The Basics of Poker

Poker is a card game that can be played by one or more people. It is a game that requires skill and some element of luck to win. It is also a social activity that can be enjoyed by players of all ages and backgrounds. The rules of poker vary between games, but there are some basic principles that all players should know.

Depending on the game, some players may be required to put an initial amount of money into the pot before they are dealt their cards. This is called the ante. The ante is usually small, but it can be large in some cases. Some games even require additional forced bets, called blinds or bring-ins.

When playing poker, it is important to be able to read the tells of your opponents. This includes their body language, idiosyncrasies, betting behavior, and other factors. Taking the time to learn these can help you gain an edge in the game. By studying the tells of your opponent, you will be able to tell whether they have a good hand or not.

While a lot of the game is based on chance, it is possible to develop a strategy for winning. By understanding the intricacies of the game and how to apply some simple mathematical concepts, a player can become a force at their table. For example, a player can use the risk-versus-reward concept to determine whether to call or raise a bet.

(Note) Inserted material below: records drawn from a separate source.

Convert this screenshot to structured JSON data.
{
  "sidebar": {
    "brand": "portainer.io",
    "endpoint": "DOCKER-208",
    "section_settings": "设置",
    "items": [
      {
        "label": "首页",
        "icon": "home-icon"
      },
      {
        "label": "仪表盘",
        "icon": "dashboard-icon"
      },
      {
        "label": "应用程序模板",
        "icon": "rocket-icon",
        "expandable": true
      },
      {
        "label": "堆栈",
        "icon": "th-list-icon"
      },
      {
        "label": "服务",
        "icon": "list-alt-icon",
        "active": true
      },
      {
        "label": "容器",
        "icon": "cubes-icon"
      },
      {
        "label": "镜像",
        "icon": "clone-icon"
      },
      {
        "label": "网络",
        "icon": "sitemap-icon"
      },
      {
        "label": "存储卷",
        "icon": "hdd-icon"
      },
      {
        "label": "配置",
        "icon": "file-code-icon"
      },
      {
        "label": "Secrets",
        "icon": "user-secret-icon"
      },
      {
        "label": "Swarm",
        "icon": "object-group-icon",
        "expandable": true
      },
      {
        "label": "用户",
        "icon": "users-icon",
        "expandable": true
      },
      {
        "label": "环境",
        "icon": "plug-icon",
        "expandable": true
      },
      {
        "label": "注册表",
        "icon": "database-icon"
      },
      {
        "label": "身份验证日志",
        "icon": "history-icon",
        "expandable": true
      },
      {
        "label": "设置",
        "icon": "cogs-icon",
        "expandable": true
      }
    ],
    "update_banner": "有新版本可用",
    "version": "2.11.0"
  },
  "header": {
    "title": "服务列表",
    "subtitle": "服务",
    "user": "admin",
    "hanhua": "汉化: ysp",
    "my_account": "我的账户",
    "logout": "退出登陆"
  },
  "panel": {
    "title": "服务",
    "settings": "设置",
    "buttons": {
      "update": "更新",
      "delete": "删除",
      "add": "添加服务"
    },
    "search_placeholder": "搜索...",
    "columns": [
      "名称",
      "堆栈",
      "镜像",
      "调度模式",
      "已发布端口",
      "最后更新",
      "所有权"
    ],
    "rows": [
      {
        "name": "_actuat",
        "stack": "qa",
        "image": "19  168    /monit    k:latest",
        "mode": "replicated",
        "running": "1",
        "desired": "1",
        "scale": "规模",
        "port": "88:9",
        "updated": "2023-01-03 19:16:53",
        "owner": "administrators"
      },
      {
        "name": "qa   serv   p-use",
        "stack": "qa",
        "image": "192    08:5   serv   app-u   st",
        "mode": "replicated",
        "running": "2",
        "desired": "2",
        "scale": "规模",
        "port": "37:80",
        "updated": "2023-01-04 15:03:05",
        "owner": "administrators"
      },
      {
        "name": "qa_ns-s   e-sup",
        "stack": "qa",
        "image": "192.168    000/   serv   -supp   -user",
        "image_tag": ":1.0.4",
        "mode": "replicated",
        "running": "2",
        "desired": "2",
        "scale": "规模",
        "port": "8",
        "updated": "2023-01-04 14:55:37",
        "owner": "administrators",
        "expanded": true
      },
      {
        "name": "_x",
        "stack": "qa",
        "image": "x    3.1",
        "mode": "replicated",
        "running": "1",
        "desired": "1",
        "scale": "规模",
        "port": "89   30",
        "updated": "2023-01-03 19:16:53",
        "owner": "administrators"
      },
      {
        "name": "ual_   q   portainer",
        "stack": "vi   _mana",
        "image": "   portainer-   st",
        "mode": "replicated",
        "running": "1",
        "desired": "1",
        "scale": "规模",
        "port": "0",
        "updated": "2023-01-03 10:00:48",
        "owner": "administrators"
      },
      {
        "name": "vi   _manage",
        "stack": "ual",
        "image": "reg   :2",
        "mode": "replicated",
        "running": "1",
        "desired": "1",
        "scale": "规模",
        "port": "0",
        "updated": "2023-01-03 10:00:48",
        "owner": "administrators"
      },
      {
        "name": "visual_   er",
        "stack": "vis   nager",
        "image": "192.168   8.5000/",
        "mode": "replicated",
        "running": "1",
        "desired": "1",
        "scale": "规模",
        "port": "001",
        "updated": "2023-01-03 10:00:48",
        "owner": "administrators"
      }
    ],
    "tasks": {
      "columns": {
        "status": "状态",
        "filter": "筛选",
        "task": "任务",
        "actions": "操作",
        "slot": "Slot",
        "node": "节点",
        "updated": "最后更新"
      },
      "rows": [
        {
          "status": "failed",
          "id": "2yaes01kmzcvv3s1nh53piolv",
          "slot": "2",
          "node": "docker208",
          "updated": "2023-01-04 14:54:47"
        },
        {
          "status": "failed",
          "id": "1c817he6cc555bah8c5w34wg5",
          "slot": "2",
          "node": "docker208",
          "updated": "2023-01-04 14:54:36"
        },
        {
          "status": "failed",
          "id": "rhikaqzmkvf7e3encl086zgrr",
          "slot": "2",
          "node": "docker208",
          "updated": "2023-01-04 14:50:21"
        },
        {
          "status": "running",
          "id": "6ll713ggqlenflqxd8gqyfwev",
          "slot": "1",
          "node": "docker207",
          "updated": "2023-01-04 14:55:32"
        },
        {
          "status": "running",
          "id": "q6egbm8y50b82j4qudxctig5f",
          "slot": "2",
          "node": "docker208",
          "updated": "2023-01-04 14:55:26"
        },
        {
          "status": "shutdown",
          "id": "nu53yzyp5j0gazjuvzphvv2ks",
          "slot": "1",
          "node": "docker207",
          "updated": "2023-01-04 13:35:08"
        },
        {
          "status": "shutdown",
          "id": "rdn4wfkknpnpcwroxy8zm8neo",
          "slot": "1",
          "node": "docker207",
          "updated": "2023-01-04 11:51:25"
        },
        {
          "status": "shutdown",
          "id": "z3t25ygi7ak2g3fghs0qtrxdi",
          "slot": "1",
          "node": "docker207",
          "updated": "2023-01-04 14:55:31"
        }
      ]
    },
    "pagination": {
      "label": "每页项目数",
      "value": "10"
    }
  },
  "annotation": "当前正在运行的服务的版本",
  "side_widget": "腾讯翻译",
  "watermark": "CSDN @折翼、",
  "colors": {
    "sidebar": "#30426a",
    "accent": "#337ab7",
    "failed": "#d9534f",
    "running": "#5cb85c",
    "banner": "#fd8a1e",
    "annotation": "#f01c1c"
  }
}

If you have a premium opening hand, like a pair of kings or queens, it is important to play aggressively. By betting early, you can force weaker hands to fold and increase the value of your hand. If you have a bad hand, such as ace high, it is often better to fold than to continue to bet with it. This will save you a lot of money in the long run.

Once the betting phase is over, each player must reveal their cards. The player with the best five-card hand wins the round.

Throughout the game, it is important to keep your emotions in check. You should never play poker when you are angry or frustrated. It is also a good idea to study some of the more obscure variations of the game, so you can impress your friends at the next poker night.

A good poker player must be able to calculate the odds of a given hand. This can be done with the help of probability theory and game theory. It is also important to be able to recognize an opponent’s range and adjust your betting accordingly. For example, if you have a strong preflop bet, it is unlikely that your opponent will be raising on later streets, as they will likely be afraid of being beat by your hand. On the other hand, if you are holding a solid preflop hand, such as AQ, it is a good idea to bet big on later streets to force your opponent into folding.